● **Task**:
If a line below contains the string "label", return that line.
Provided data START
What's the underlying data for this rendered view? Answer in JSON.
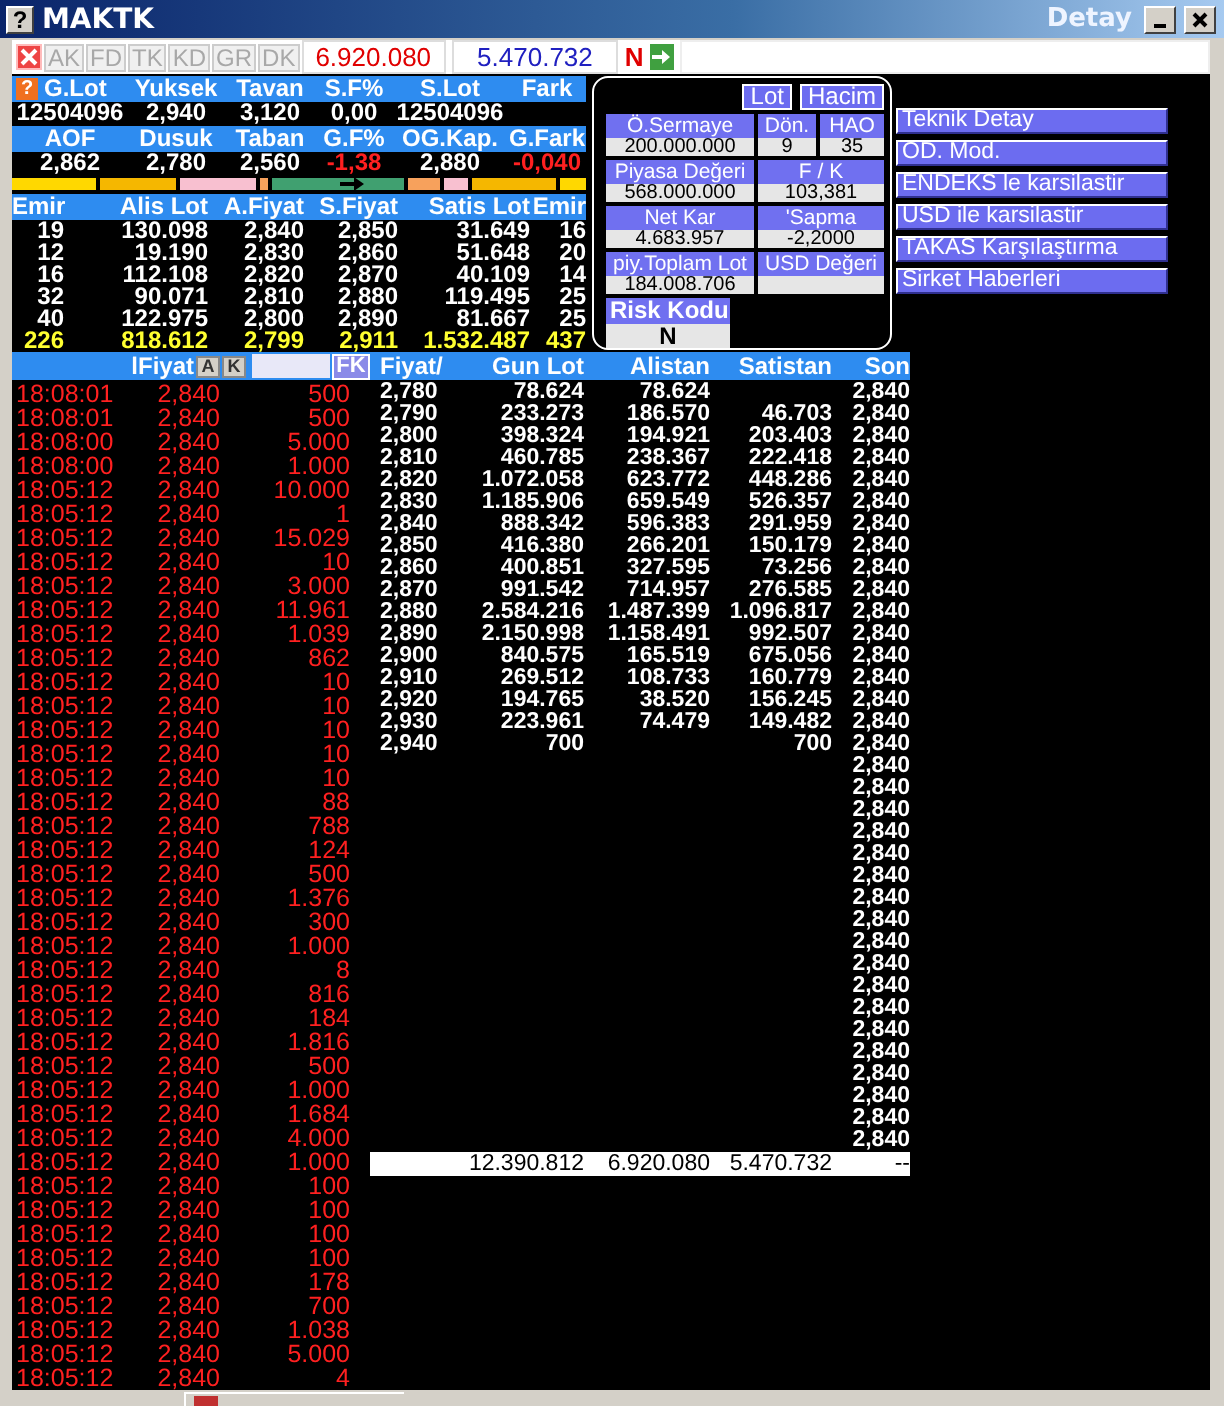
{
  "window": {
    "help_button": "?",
    "title": "MAKTK",
    "subtitle": "Detay"
  },
  "summary_help": "?",
  "toolbar": {
    "buttons": [
      "AK",
      "FD",
      "TK",
      "KD",
      "GR",
      "DK"
    ],
    "bid_total": "6.920.080",
    "ask_total": "5.470.732",
    "flag": "N"
  },
  "summary": [
    {
      "kind": "header",
      "cells": [
        "G.Lot",
        "Yuksek",
        "Tavan",
        "S.F%",
        "S.Lot",
        "Fark"
      ]
    },
    {
      "kind": "values",
      "cells": [
        {
          "text": "12504096",
          "negative": false
        },
        {
          "text": "2,940",
          "negative": false
        },
        {
          "text": "3,120",
          "negative": false
        },
        {
          "text": "0,00",
          "negative": false
        },
        {
          "text": "12504096",
          "negative": false
        }
      ]
    },
    {
      "kind": "header",
      "cells": [
        "AOF",
        "Dusuk",
        "Taban",
        "G.F%",
        "OG.Kap.",
        "G.Fark"
      ]
    },
    {
      "kind": "values",
      "cells": [
        {
          "text": "2,862",
          "negative": false
        },
        {
          "text": "2,780",
          "negative": false
        },
        {
          "text": "2,560",
          "negative": false
        },
        {
          "text": "-1,38",
          "negative": true
        },
        {
          "text": "2,880",
          "negative": false
        },
        {
          "text": "-0,040",
          "negative": true
        }
      ]
    }
  ],
  "order_book": {
    "columns": [
      "Emir",
      "Alis Lot",
      "A.Fiyat",
      "S.Fiyat",
      "Satis Lot",
      "Emir"
    ],
    "rows": [
      [
        "19",
        "130.098",
        "2,840",
        "2,850",
        "31.649",
        "16"
      ],
      [
        "12",
        "19.190",
        "2,830",
        "2,860",
        "51.648",
        "20"
      ],
      [
        "16",
        "112.108",
        "2,820",
        "2,870",
        "40.109",
        "14"
      ],
      [
        "32",
        "90.071",
        "2,810",
        "2,880",
        "119.495",
        "25"
      ],
      [
        "40",
        "122.975",
        "2,800",
        "2,890",
        "81.667",
        "25"
      ]
    ],
    "totals": [
      "226",
      "818.612",
      "2,799",
      "2,911",
      "1.532.487",
      "437"
    ]
  },
  "detail_panel": {
    "buttons": [
      "Lot",
      "Hacim"
    ],
    "rows": [
      [
        {
          "label": "Ö.Sermaye",
          "value": "200.000.000"
        },
        {
          "label": "Dön.",
          "value": "9"
        },
        {
          "label": "HAO",
          "value": "35"
        }
      ],
      [
        {
          "label": "Piyasa Değeri",
          "value": "568.000.000"
        },
        {
          "label": "F / K",
          "value": "103,381"
        }
      ],
      [
        {
          "label": "Net Kar",
          "value": "4.683.957"
        },
        {
          "label": "'Sapma",
          "value": "-2,2000"
        }
      ],
      [
        {
          "label": "piy.Toplam Lot",
          "value": "184.008.706"
        },
        {
          "label": "USD Değeri"
        }
      ]
    ],
    "risk": {
      "label": "Risk Kodu",
      "value": "N"
    }
  },
  "side_menu": [
    "Teknik Detay",
    "OD. Mod.",
    "ENDEKS le karsilastir",
    "USD ile karsilastir",
    "TAKAS Karşılaştırma",
    "Sirket Haberleri"
  ],
  "trades": {
    "column": "lFiyat",
    "buttons": [
      "A",
      "K"
    ],
    "filter_button": "FK",
    "rows": [
      {
        "time": "18:08:01",
        "price": "2,840",
        "lot": "500"
      },
      {
        "time": "18:08:01",
        "price": "2,840",
        "lot": "500"
      },
      {
        "time": "18:08:00",
        "price": "2,840",
        "lot": "5.000"
      },
      {
        "time": "18:08:00",
        "price": "2,840",
        "lot": "1.000"
      },
      {
        "time": "18:05:12",
        "price": "2,840",
        "lot": "10.000"
      },
      {
        "time": "18:05:12",
        "price": "2,840",
        "lot": "1"
      },
      {
        "time": "18:05:12",
        "price": "2,840",
        "lot": "15.029"
      },
      {
        "time": "18:05:12",
        "price": "2,840",
        "lot": "10"
      },
      {
        "time": "18:05:12",
        "price": "2,840",
        "lot": "3.000"
      },
      {
        "time": "18:05:12",
        "price": "2,840",
        "lot": "11.961"
      },
      {
        "time": "18:05:12",
        "price": "2,840",
        "lot": "1.039"
      },
      {
        "time": "18:05:12",
        "price": "2,840",
        "lot": "862"
      },
      {
        "time": "18:05:12",
        "price": "2,840",
        "lot": "10"
      },
      {
        "time": "18:05:12",
        "price": "2,840",
        "lot": "10"
      },
      {
        "time": "18:05:12",
        "price": "2,840",
        "lot": "10"
      },
      {
        "time": "18:05:12",
        "price": "2,840",
        "lot": "10"
      },
      {
        "time": "18:05:12",
        "price": "2,840",
        "lot": "10"
      },
      {
        "time": "18:05:12",
        "price": "2,840",
        "lot": "88"
      },
      {
        "time": "18:05:12",
        "price": "2,840",
        "lot": "788"
      },
      {
        "time": "18:05:12",
        "price": "2,840",
        "lot": "124"
      },
      {
        "time": "18:05:12",
        "price": "2,840",
        "lot": "500"
      },
      {
        "time": "18:05:12",
        "price": "2,840",
        "lot": "1.376"
      },
      {
        "time": "18:05:12",
        "price": "2,840",
        "lot": "300"
      },
      {
        "time": "18:05:12",
        "price": "2,840",
        "lot": "1.000"
      },
      {
        "time": "18:05:12",
        "price": "2,840",
        "lot": "8"
      },
      {
        "time": "18:05:12",
        "price": "2,840",
        "lot": "816"
      },
      {
        "time": "18:05:12",
        "price": "2,840",
        "lot": "184"
      },
      {
        "time": "18:05:12",
        "price": "2,840",
        "lot": "1.816"
      },
      {
        "time": "18:05:12",
        "price": "2,840",
        "lot": "500"
      },
      {
        "time": "18:05:12",
        "price": "2,840",
        "lot": "1.000"
      },
      {
        "time": "18:05:12",
        "price": "2,840",
        "lot": "1.684"
      },
      {
        "time": "18:05:12",
        "price": "2,840",
        "lot": "4.000"
      },
      {
        "time": "18:05:12",
        "price": "2,840",
        "lot": "1.000"
      },
      {
        "time": "18:05:12",
        "price": "2,840",
        "lot": "100"
      },
      {
        "time": "18:05:12",
        "price": "2,840",
        "lot": "100"
      },
      {
        "time": "18:05:12",
        "price": "2,840",
        "lot": "100"
      },
      {
        "time": "18:05:12",
        "price": "2,840",
        "lot": "100"
      },
      {
        "time": "18:05:12",
        "price": "2,840",
        "lot": "178"
      },
      {
        "time": "18:05:12",
        "price": "2,840",
        "lot": "700"
      },
      {
        "time": "18:05:12",
        "price": "2,840",
        "lot": "1.038"
      },
      {
        "time": "18:05:12",
        "price": "2,840",
        "lot": "5.000"
      },
      {
        "time": "18:05:12",
        "price": "2,840",
        "lot": "4"
      }
    ]
  },
  "price_table": {
    "columns": [
      "Fiyat/",
      "Gun Lot",
      "Alistan",
      "Satistan",
      "Son"
    ],
    "rows": [
      {
        "price": "2,780",
        "gun_lot": "78.624",
        "alistan": "78.624",
        "son": "2,840"
      },
      {
        "price": "2,790",
        "gun_lot": "233.273",
        "alistan": "186.570",
        "satistan": "46.703",
        "son": "2,840"
      },
      {
        "price": "2,800",
        "gun_lot": "398.324",
        "alistan": "194.921",
        "satistan": "203.403",
        "son": "2,840"
      },
      {
        "price": "2,810",
        "gun_lot": "460.785",
        "alistan": "238.367",
        "satistan": "222.418",
        "son": "2,840"
      },
      {
        "price": "2,820",
        "gun_lot": "1.072.058",
        "alistan": "623.772",
        "satistan": "448.286",
        "son": "2,840"
      },
      {
        "price": "2,830",
        "gun_lot": "1.185.906",
        "alistan": "659.549",
        "satistan": "526.357",
        "son": "2,840"
      },
      {
        "price": "2,840",
        "gun_lot": "888.342",
        "alistan": "596.383",
        "satistan": "291.959",
        "son": "2,840"
      },
      {
        "price": "2,850",
        "gun_lot": "416.380",
        "alistan": "266.201",
        "satistan": "150.179",
        "son": "2,840"
      },
      {
        "price": "2,860",
        "gun_lot": "400.851",
        "alistan": "327.595",
        "satistan": "73.256",
        "son": "2,840"
      },
      {
        "price": "2,870",
        "gun_lot": "991.542",
        "alistan": "714.957",
        "satistan": "276.585",
        "son": "2,840"
      },
      {
        "price": "2,880",
        "gun_lot": "2.584.216",
        "alistan": "1.487.399",
        "satistan": "1.096.817",
        "son": "2,840"
      },
      {
        "price": "2,890",
        "gun_lot": "2.150.998",
        "alistan": "1.158.491",
        "satistan": "992.507",
        "son": "2,840"
      },
      {
        "price": "2,900",
        "gun_lot": "840.575",
        "alistan": "165.519",
        "satistan": "675.056",
        "son": "2,840"
      },
      {
        "price": "2,910",
        "gun_lot": "269.512",
        "alistan": "108.733",
        "satistan": "160.779",
        "son": "2,840"
      },
      {
        "price": "2,920",
        "gun_lot": "194.765",
        "alistan": "38.520",
        "satistan": "156.245",
        "son": "2,840"
      },
      {
        "price": "2,930",
        "gun_lot": "223.961",
        "alistan": "74.479",
        "satistan": "149.482",
        "son": "2,840"
      },
      {
        "price": "2,940",
        "gun_lot": "700",
        "satistan": "700",
        "son": "2,840"
      },
      {
        "son": "2,840"
      },
      {
        "son": "2,840"
      },
      {
        "son": "2,840"
      },
      {
        "son": "2,840"
      },
      {
        "son": "2,840"
      },
      {
        "son": "2,840"
      },
      {
        "son": "2,840"
      },
      {
        "son": "2,840"
      },
      {
        "son": "2,840"
      },
      {
        "son": "2,840"
      },
      {
        "son": "2,840"
      },
      {
        "son": "2,840"
      },
      {
        "son": "2,840"
      },
      {
        "son": "2,840"
      },
      {
        "son": "2,840"
      },
      {
        "son": "2,840"
      },
      {
        "son": "2,840"
      },
      {
        "son": "2,840"
      }
    ],
    "totals": {
      "gun_lot": "12.390.812",
      "alistan": "6.920.080",
      "satistan": "5.470.732",
      "son": "--"
    }
  }
}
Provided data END
● **Written answer**:
          "label": "Ö.Sermaye",
          "label": "Dön.",
          "label": "HAO",
          "label": "Piyasa Değeri",
          "label": "F / K",
          "label": "Net Kar",
          "label": "'Sapma",
          "label": "piy.Toplam Lot",
          "label": "USD Değeri"
      "label": "Risk Kodu",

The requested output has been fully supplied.